__Records from a data collection__:
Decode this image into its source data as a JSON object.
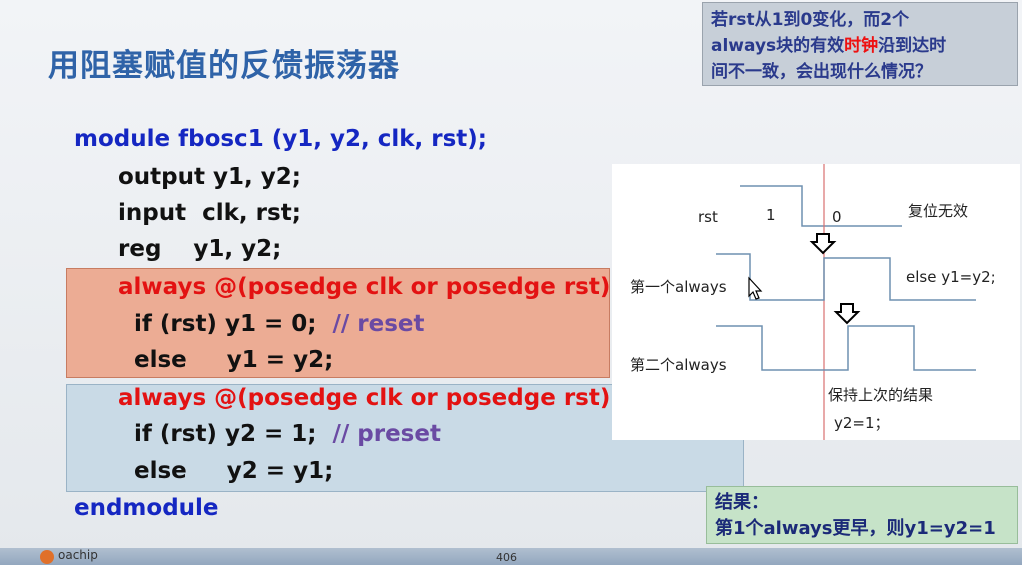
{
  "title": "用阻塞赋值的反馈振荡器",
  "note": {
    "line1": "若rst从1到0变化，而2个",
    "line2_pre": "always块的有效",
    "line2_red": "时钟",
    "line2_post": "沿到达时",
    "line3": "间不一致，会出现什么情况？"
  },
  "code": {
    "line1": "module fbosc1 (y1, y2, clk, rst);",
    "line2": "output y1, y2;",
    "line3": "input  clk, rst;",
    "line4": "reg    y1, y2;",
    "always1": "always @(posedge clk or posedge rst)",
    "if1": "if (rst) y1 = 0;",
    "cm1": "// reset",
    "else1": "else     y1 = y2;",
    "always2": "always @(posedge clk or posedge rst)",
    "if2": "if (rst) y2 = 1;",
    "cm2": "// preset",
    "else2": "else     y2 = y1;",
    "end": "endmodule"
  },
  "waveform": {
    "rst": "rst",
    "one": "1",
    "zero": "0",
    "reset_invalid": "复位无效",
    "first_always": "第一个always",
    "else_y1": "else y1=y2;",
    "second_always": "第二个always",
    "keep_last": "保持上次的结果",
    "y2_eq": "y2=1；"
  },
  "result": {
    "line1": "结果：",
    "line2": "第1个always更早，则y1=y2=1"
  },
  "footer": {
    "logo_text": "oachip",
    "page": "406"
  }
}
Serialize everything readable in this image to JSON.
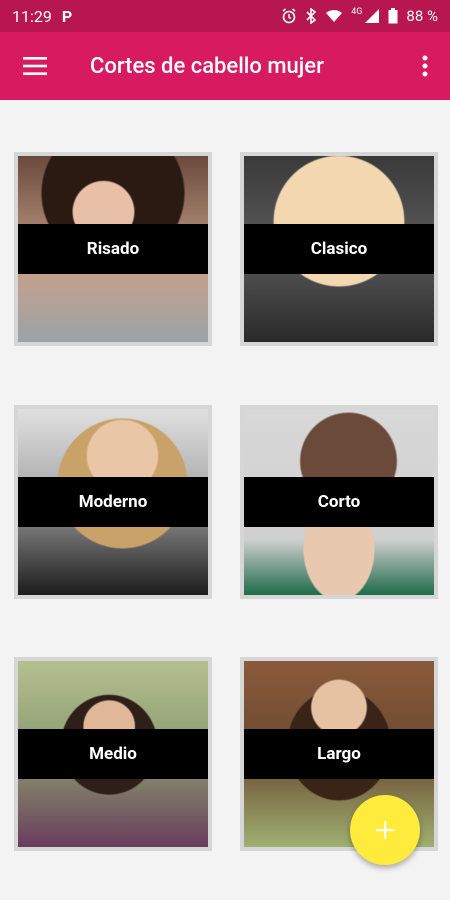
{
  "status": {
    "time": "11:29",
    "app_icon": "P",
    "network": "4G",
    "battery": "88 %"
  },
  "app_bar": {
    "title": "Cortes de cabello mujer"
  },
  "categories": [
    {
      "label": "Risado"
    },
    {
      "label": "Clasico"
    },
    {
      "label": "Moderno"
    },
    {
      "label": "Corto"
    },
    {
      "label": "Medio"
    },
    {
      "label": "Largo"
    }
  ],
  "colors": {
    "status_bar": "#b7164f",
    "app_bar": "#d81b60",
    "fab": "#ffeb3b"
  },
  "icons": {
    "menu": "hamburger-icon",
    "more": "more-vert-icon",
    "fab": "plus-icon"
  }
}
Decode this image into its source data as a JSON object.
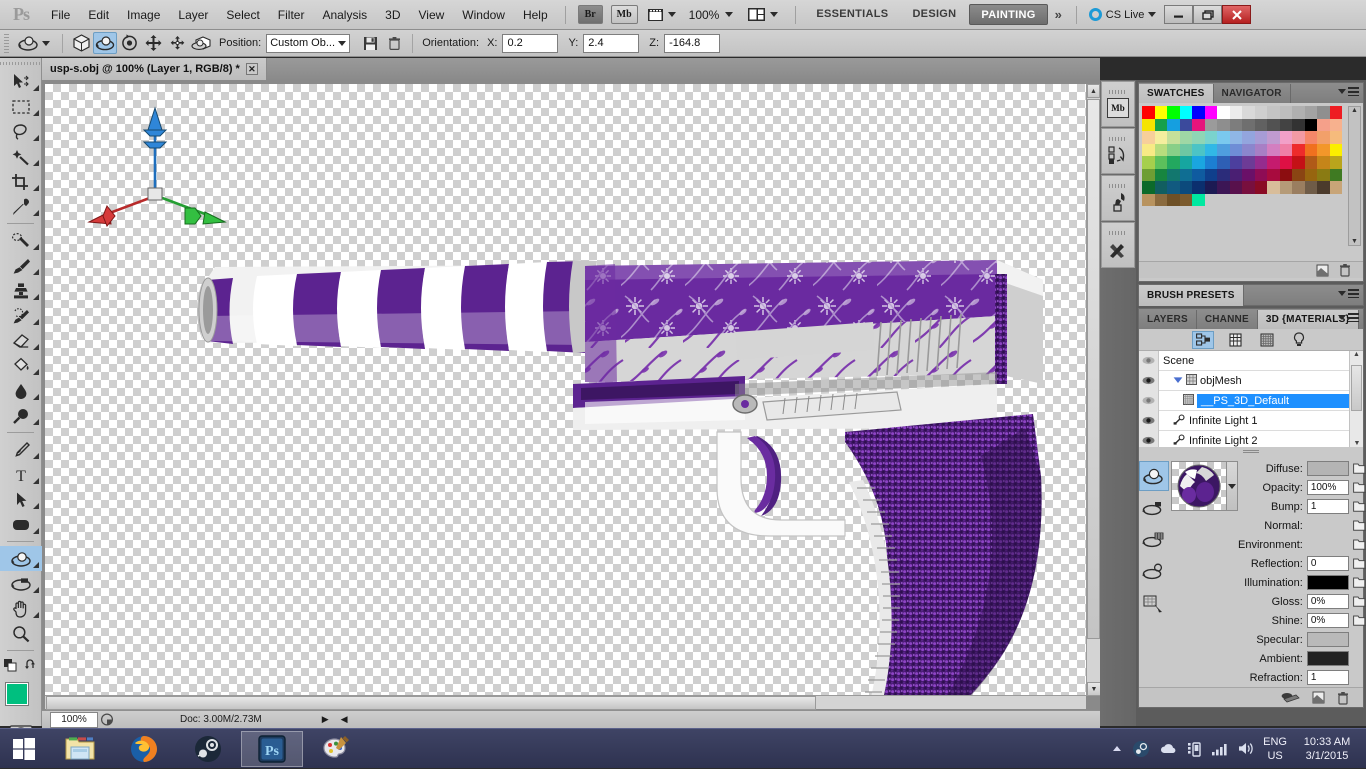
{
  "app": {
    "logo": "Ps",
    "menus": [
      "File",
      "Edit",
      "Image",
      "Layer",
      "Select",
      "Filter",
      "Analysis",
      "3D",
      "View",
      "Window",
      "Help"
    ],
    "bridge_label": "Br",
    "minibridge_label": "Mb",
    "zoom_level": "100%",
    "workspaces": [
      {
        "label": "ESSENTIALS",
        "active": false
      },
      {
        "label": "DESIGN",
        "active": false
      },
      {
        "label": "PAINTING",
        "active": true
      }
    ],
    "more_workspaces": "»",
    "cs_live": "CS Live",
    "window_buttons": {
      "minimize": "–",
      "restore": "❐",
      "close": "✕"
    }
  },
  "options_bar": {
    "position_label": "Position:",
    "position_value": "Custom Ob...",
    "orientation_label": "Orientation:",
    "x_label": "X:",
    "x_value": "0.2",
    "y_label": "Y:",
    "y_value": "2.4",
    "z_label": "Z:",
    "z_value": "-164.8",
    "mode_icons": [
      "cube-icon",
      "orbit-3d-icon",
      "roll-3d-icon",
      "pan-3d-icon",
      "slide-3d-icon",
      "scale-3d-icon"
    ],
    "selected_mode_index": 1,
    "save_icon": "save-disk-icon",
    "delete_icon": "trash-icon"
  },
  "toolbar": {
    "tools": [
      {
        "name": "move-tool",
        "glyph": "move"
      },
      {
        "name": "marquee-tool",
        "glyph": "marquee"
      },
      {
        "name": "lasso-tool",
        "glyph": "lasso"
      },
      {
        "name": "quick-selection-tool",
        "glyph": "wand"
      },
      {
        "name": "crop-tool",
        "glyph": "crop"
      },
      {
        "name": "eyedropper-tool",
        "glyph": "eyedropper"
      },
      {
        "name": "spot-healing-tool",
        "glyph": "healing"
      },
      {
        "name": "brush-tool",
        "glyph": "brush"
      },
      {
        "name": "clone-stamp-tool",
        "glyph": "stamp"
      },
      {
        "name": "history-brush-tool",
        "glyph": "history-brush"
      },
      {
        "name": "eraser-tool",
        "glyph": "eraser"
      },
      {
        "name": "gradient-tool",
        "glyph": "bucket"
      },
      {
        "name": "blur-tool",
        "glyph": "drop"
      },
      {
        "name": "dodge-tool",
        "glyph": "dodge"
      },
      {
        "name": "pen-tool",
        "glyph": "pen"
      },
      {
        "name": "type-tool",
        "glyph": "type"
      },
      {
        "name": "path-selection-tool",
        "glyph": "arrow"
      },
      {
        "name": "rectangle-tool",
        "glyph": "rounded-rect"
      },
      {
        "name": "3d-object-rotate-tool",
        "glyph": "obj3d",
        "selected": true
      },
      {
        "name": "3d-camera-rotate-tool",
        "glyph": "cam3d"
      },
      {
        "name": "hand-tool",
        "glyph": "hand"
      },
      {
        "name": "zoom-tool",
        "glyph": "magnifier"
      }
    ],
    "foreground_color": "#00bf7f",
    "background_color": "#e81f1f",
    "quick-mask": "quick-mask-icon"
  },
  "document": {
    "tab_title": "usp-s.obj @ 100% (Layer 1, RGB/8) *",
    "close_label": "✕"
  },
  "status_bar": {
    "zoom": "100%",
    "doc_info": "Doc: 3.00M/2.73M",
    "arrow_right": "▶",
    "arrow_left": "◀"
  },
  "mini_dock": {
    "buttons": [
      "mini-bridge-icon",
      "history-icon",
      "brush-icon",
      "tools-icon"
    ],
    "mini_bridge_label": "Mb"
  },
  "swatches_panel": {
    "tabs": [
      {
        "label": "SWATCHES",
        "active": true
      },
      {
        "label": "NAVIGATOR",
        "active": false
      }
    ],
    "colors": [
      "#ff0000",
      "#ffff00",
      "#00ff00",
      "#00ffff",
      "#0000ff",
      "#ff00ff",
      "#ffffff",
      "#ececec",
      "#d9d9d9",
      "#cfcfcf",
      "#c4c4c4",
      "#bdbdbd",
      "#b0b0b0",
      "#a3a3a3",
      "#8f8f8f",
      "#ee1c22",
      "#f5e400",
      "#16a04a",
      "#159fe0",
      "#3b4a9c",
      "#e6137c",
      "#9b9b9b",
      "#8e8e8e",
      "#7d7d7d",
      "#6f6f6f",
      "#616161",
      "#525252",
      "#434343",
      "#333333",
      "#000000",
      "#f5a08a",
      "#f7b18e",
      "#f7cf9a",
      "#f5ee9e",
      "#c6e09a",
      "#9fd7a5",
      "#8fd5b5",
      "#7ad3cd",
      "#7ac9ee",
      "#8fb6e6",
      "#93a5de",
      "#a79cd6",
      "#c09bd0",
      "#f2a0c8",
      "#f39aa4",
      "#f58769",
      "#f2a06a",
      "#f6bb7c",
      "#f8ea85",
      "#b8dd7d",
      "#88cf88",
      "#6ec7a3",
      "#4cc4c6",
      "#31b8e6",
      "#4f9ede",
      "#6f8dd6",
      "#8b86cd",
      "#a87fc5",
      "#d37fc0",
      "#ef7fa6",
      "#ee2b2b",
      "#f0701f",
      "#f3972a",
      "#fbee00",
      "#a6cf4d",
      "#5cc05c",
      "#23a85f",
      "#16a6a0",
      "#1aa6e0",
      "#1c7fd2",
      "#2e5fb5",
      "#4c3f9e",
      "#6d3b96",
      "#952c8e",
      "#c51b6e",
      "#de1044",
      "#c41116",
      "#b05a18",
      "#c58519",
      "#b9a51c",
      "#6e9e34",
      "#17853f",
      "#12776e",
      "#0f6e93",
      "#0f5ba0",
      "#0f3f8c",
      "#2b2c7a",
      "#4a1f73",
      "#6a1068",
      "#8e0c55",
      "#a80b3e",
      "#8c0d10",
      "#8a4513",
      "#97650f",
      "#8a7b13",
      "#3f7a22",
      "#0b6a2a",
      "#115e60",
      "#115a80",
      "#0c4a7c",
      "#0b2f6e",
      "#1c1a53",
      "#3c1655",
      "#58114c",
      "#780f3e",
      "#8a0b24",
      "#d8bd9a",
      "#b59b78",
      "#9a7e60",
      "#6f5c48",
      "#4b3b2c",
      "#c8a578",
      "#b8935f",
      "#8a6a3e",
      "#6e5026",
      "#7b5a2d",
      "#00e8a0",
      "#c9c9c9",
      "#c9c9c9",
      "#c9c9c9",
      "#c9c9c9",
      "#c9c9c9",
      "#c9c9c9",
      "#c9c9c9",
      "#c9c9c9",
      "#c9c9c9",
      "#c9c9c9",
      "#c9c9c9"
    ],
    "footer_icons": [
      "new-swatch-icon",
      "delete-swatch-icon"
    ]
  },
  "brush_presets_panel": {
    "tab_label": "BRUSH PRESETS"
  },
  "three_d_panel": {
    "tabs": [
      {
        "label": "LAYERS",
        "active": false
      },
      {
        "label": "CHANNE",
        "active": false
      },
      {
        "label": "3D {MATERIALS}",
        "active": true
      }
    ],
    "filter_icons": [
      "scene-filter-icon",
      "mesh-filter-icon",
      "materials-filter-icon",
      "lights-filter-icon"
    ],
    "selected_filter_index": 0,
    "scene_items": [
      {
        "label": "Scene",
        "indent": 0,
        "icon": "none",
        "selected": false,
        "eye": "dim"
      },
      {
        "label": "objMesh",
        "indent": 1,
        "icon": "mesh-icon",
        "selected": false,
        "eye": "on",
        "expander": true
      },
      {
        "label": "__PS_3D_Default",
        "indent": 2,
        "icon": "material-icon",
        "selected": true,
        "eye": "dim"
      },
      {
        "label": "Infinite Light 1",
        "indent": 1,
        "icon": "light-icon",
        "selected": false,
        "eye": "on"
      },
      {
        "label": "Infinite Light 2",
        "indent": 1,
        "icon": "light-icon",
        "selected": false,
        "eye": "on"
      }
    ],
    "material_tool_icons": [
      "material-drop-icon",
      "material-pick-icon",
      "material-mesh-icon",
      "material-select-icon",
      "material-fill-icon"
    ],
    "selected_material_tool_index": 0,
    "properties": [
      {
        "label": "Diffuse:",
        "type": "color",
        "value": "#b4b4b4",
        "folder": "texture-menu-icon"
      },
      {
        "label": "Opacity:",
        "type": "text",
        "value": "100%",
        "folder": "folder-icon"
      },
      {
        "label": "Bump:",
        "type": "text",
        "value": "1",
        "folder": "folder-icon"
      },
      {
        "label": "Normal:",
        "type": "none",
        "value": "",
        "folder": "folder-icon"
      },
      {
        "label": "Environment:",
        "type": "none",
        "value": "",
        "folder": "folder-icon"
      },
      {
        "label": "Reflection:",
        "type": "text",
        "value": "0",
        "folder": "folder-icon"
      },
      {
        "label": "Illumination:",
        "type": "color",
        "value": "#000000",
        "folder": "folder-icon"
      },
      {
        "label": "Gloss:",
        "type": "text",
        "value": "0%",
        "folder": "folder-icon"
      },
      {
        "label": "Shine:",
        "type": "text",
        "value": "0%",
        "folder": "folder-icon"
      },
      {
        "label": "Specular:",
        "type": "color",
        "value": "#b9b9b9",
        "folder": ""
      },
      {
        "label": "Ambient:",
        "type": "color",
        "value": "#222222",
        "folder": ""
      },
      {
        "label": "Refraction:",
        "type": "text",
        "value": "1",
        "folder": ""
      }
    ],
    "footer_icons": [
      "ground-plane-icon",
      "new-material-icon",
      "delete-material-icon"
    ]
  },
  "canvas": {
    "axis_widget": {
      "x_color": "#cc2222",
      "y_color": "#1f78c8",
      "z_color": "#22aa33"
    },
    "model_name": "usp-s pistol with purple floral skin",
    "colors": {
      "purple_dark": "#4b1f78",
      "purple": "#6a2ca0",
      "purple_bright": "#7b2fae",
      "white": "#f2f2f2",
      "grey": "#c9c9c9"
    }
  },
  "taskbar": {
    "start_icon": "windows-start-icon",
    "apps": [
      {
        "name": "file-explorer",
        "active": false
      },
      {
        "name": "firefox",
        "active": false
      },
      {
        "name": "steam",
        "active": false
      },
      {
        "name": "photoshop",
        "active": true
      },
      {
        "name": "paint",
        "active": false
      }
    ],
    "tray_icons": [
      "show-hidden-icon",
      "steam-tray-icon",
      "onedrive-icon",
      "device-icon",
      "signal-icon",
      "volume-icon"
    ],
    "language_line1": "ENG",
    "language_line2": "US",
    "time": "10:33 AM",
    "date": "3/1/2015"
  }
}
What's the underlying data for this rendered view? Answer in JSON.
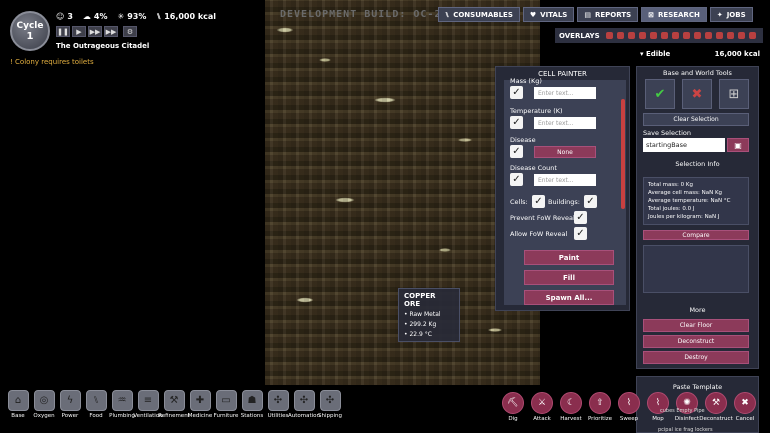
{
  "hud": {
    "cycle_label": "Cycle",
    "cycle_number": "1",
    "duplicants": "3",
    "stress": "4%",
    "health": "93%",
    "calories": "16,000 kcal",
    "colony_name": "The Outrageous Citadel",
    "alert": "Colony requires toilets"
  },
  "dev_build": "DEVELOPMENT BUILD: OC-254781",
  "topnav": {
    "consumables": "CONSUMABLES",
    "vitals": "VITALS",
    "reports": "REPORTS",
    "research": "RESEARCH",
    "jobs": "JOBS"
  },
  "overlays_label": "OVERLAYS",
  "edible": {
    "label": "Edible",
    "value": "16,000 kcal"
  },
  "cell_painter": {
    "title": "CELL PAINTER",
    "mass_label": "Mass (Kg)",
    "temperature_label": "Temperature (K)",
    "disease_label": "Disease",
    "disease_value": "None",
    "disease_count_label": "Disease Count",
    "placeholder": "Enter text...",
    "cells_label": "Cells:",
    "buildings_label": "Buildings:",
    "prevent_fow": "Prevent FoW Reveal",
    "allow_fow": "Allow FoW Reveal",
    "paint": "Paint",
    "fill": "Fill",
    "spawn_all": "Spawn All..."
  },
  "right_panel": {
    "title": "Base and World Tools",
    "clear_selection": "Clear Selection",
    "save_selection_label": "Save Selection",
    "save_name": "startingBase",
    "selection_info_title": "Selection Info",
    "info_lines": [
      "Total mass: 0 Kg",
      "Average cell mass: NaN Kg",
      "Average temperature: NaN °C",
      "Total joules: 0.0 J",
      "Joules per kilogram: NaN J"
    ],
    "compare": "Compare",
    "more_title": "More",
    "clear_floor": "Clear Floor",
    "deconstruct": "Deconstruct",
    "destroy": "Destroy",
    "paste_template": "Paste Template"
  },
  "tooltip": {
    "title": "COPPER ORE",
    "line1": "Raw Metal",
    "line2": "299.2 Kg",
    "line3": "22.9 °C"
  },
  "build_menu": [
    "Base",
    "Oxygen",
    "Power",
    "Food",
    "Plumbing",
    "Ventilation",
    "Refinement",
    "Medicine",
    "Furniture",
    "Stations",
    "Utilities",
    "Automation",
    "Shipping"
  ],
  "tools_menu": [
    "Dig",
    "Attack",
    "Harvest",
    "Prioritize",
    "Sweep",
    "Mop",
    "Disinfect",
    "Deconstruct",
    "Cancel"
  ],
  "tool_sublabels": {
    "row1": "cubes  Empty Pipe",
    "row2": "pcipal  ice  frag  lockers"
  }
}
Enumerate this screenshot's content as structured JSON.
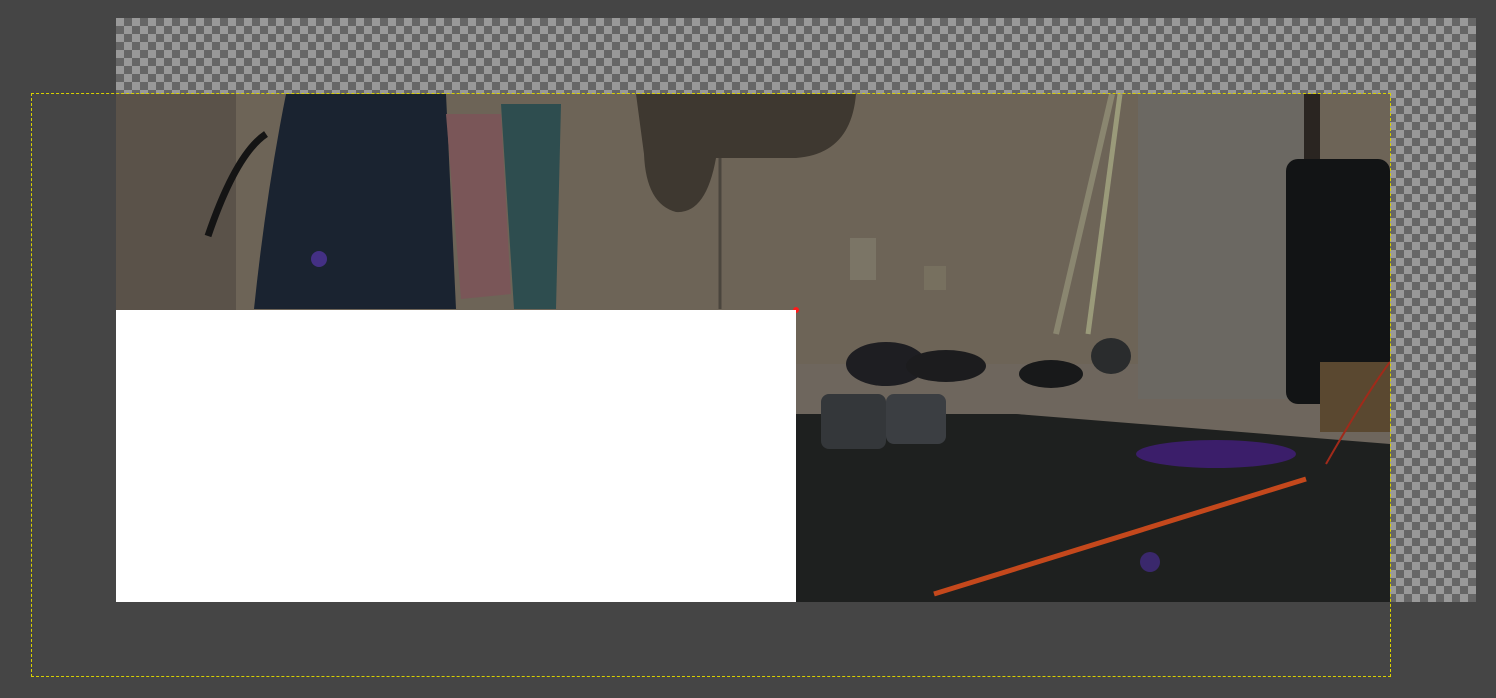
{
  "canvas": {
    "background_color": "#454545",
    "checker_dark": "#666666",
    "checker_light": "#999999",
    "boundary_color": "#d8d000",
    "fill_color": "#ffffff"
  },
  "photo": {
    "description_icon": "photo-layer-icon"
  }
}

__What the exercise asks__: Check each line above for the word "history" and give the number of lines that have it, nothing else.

__Your solution__: 3